Where a picture appears, leave it out; copy everything else in the records exactly.

Dataset extract: Begin

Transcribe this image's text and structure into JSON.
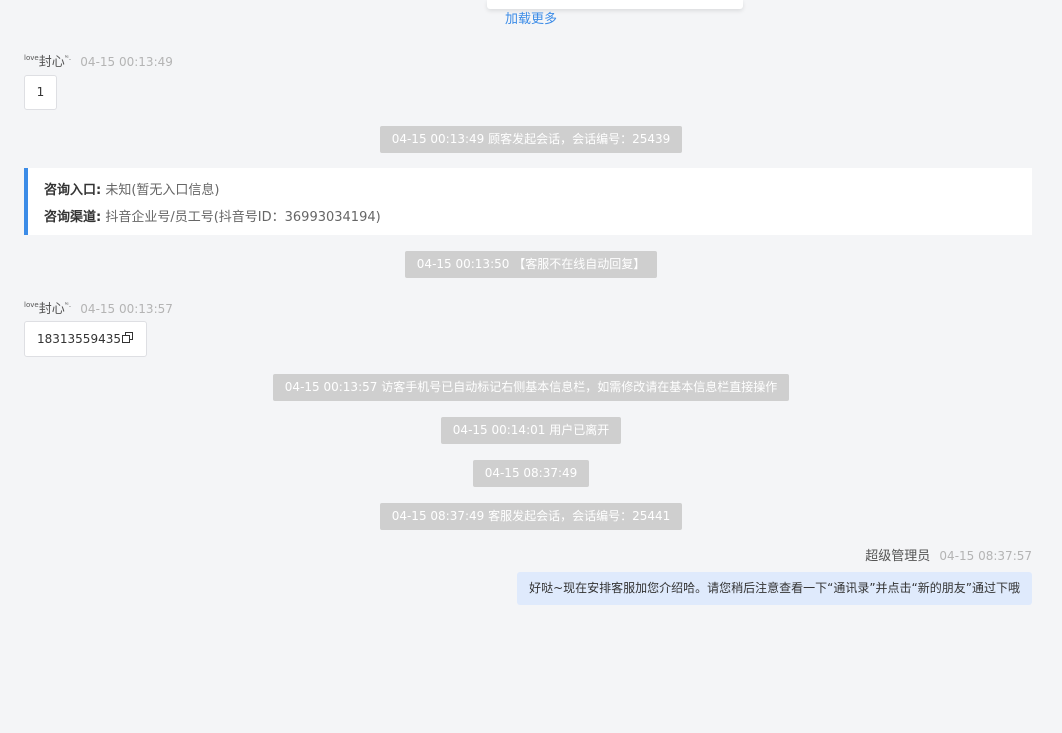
{
  "top_link": {
    "load_more": "加载更多"
  },
  "messages": [
    {
      "sender_prefix": "love",
      "sender_name": "封心",
      "sender_suffix": "ᴵᵉ.",
      "time": "04-15 00:13:49",
      "text": "1"
    },
    {
      "sender_prefix": "love",
      "sender_name": "封心",
      "sender_suffix": "ᴵᵉ.",
      "time": "04-15 00:13:57",
      "text": "18313559435"
    }
  ],
  "system": [
    "04-15 00:13:49 顾客发起会话，会话编号：25439",
    "04-15 00:13:50 【客服不在线自动回复】",
    "04-15 00:13:57 访客手机号已自动标记右侧基本信息栏，如需修改请在基本信息栏直接操作",
    "04-15 00:14:01 用户已离开",
    "04-15 08:37:49",
    "04-15 08:37:49 客服发起会话，会话编号：25441"
  ],
  "consult": {
    "entry_label": "咨询入口:",
    "entry_value": "未知(暂无入口信息)",
    "channel_label": "咨询渠道:",
    "channel_value": "抖音企业号/员工号(抖音号ID：36993034194)"
  },
  "agent_message": {
    "sender": "超级管理员",
    "time": "04-15 08:37:57",
    "text": "好哒~现在安排客服加您介绍哈。请您稍后注意查看一下“通讯录”并点击“新的朋友”通过下哦"
  },
  "colors": {
    "background": "#f4f5f7",
    "link": "#3c8ce7",
    "system_pill": "#cfcfcf",
    "agent_bubble": "#dfeafc"
  },
  "icons": {
    "copy": "copy-icon"
  }
}
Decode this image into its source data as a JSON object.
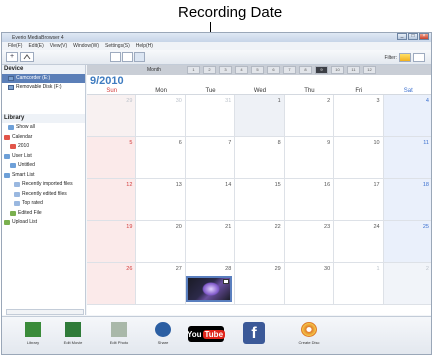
{
  "callout": {
    "label": "Recording Date"
  },
  "window": {
    "title": "Everio MediaBrowser 4",
    "menu": [
      "File(F)",
      "Edit(E)",
      "View(V)",
      "Window(W)",
      "Settings(S)",
      "Help(H)"
    ],
    "controls": [
      "_",
      "□",
      "×"
    ]
  },
  "toolbar": {
    "add_label": "+",
    "filter_label": "Filter:"
  },
  "sidebar": {
    "device_header": "Device",
    "devices": [
      {
        "label": "Camcorder (E:)",
        "selected": true
      },
      {
        "label": "Removable Disk (F:)",
        "selected": false
      }
    ],
    "library_header": "Library",
    "library": [
      {
        "label": "Show all",
        "color": "#6ea0d8"
      },
      {
        "label": "Calendar",
        "color": "#e2554a"
      },
      {
        "label": "2010",
        "color": "#e2554a"
      },
      {
        "label": "User List",
        "color": "#6ea0d8"
      },
      {
        "label": "Untitled",
        "color": "#6ea0d8"
      },
      {
        "label": "Smart List",
        "color": "#6ea0d8"
      },
      {
        "label": "Recently imported files",
        "color": "#9ab8e0"
      },
      {
        "label": "Recently edited files",
        "color": "#9ab8e0"
      },
      {
        "label": "Top rated",
        "color": "#9ab8e0"
      },
      {
        "label": "Edited File",
        "color": "#7ab04f"
      },
      {
        "label": "Upload List",
        "color": "#7ab04f"
      }
    ]
  },
  "calendar": {
    "mode_label": "Month",
    "month_cells": [
      "1",
      "2",
      "3",
      "4",
      "5",
      "6",
      "7",
      "8",
      "9",
      "10",
      "11",
      "12"
    ],
    "active_month": "9",
    "month_label": "9/2010",
    "weekdays": [
      "Sun",
      "Mon",
      "Tue",
      "Wed",
      "Thu",
      "Fri",
      "Sat"
    ],
    "weeks": [
      [
        "29",
        "30",
        "31",
        "1",
        "2",
        "3",
        "4"
      ],
      [
        "5",
        "6",
        "7",
        "8",
        "9",
        "10",
        "11"
      ],
      [
        "12",
        "13",
        "14",
        "15",
        "16",
        "17",
        "18"
      ],
      [
        "19",
        "20",
        "21",
        "22",
        "23",
        "24",
        "25"
      ],
      [
        "26",
        "27",
        "28",
        "29",
        "30",
        "1",
        "2"
      ]
    ],
    "other_month_cells": [
      [
        0,
        0
      ],
      [
        0,
        1
      ],
      [
        0,
        2
      ],
      [
        4,
        5
      ],
      [
        4,
        6
      ]
    ],
    "thumbnail_date": "28"
  },
  "bottom": {
    "actions": [
      {
        "label": "Library",
        "color": "#3a8b3a"
      },
      {
        "label": "Edit Movie",
        "color": "#2f7b39"
      },
      {
        "label": "Edit Photo",
        "color": "#a9b8a9"
      },
      {
        "label": "Share",
        "color": "#2c5fa3"
      },
      {
        "label": "Create Disc",
        "color": "#e07b2a"
      }
    ],
    "youtube_you": "You",
    "youtube_tube": "Tube",
    "facebook_f": "f"
  }
}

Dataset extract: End

■ Task output
Transcribe this image's text and structure into JSON.
{
  "top_link": {
    "load_more": "加载更多"
  },
  "messages": [
    {
      "sender_prefix": "love",
      "sender_name": "封心",
      "sender_suffix": "ᴵᵉ.",
      "time": "04-15 00:13:49",
      "text": "1"
    },
    {
      "sender_prefix": "love",
      "sender_name": "封心",
      "sender_suffix": "ᴵᵉ.",
      "time": "04-15 00:13:57",
      "text": "18313559435"
    }
  ],
  "system": [
    "04-15 00:13:49 顾客发起会话，会话编号：25439",
    "04-15 00:13:50 【客服不在线自动回复】",
    "04-15 00:13:57 访客手机号已自动标记右侧基本信息栏，如需修改请在基本信息栏直接操作",
    "04-15 00:14:01 用户已离开",
    "04-15 08:37:49",
    "04-15 08:37:49 客服发起会话，会话编号：25441"
  ],
  "consult": {
    "entry_label": "咨询入口:",
    "entry_value": "未知(暂无入口信息)",
    "channel_label": "咨询渠道:",
    "channel_value": "抖音企业号/员工号(抖音号ID：36993034194)"
  },
  "agent_message": {
    "sender": "超级管理员",
    "time": "04-15 08:37:57",
    "text": "好哒~现在安排客服加您介绍哈。请您稍后注意查看一下“通讯录”并点击“新的朋友”通过下哦"
  },
  "colors": {
    "background": "#f4f5f7",
    "link": "#3c8ce7",
    "system_pill": "#cfcfcf",
    "agent_bubble": "#dfeafc"
  },
  "icons": {
    "copy": "copy-icon"
  }
}
Decode this image into its source data as a JSON object.
{
  "callout": {
    "label": "Recording Date"
  },
  "window": {
    "title": "Everio MediaBrowser 4",
    "menu": [
      "File(F)",
      "Edit(E)",
      "View(V)",
      "Window(W)",
      "Settings(S)",
      "Help(H)"
    ],
    "controls": [
      "_",
      "□",
      "×"
    ]
  },
  "toolbar": {
    "add_label": "+",
    "filter_label": "Filter:"
  },
  "sidebar": {
    "device_header": "Device",
    "devices": [
      {
        "label": "Camcorder (E:)",
        "selected": true
      },
      {
        "label": "Removable Disk (F:)",
        "selected": false
      }
    ],
    "library_header": "Library",
    "library": [
      {
        "label": "Show all",
        "color": "#6ea0d8"
      },
      {
        "label": "Calendar",
        "color": "#e2554a"
      },
      {
        "label": "2010",
        "color": "#e2554a"
      },
      {
        "label": "User List",
        "color": "#6ea0d8"
      },
      {
        "label": "Untitled",
        "color": "#6ea0d8"
      },
      {
        "label": "Smart List",
        "color": "#6ea0d8"
      },
      {
        "label": "Recently imported files",
        "color": "#9ab8e0"
      },
      {
        "label": "Recently edited files",
        "color": "#9ab8e0"
      },
      {
        "label": "Top rated",
        "color": "#9ab8e0"
      },
      {
        "label": "Edited File",
        "color": "#7ab04f"
      },
      {
        "label": "Upload List",
        "color": "#7ab04f"
      }
    ]
  },
  "calendar": {
    "mode_label": "Month",
    "month_cells": [
      "1",
      "2",
      "3",
      "4",
      "5",
      "6",
      "7",
      "8",
      "9",
      "10",
      "11",
      "12"
    ],
    "active_month": "9",
    "month_label": "9/2010",
    "weekdays": [
      "Sun",
      "Mon",
      "Tue",
      "Wed",
      "Thu",
      "Fri",
      "Sat"
    ],
    "weeks": [
      [
        "29",
        "30",
        "31",
        "1",
        "2",
        "3",
        "4"
      ],
      [
        "5",
        "6",
        "7",
        "8",
        "9",
        "10",
        "11"
      ],
      [
        "12",
        "13",
        "14",
        "15",
        "16",
        "17",
        "18"
      ],
      [
        "19",
        "20",
        "21",
        "22",
        "23",
        "24",
        "25"
      ],
      [
        "26",
        "27",
        "28",
        "29",
        "30",
        "1",
        "2"
      ]
    ],
    "other_month_cells": [
      [
        0,
        0
      ],
      [
        0,
        1
      ],
      [
        0,
        2
      ],
      [
        4,
        5
      ],
      [
        4,
        6
      ]
    ],
    "thumbnail_date": "28"
  },
  "bottom": {
    "actions": [
      {
        "label": "Library",
        "color": "#3a8b3a"
      },
      {
        "label": "Edit Movie",
        "color": "#2f7b39"
      },
      {
        "label": "Edit Photo",
        "color": "#a9b8a9"
      },
      {
        "label": "Share",
        "color": "#2c5fa3"
      },
      {
        "label": "Create Disc",
        "color": "#e07b2a"
      }
    ],
    "youtube_you": "You",
    "youtube_tube": "Tube",
    "facebook_f": "f"
  }
}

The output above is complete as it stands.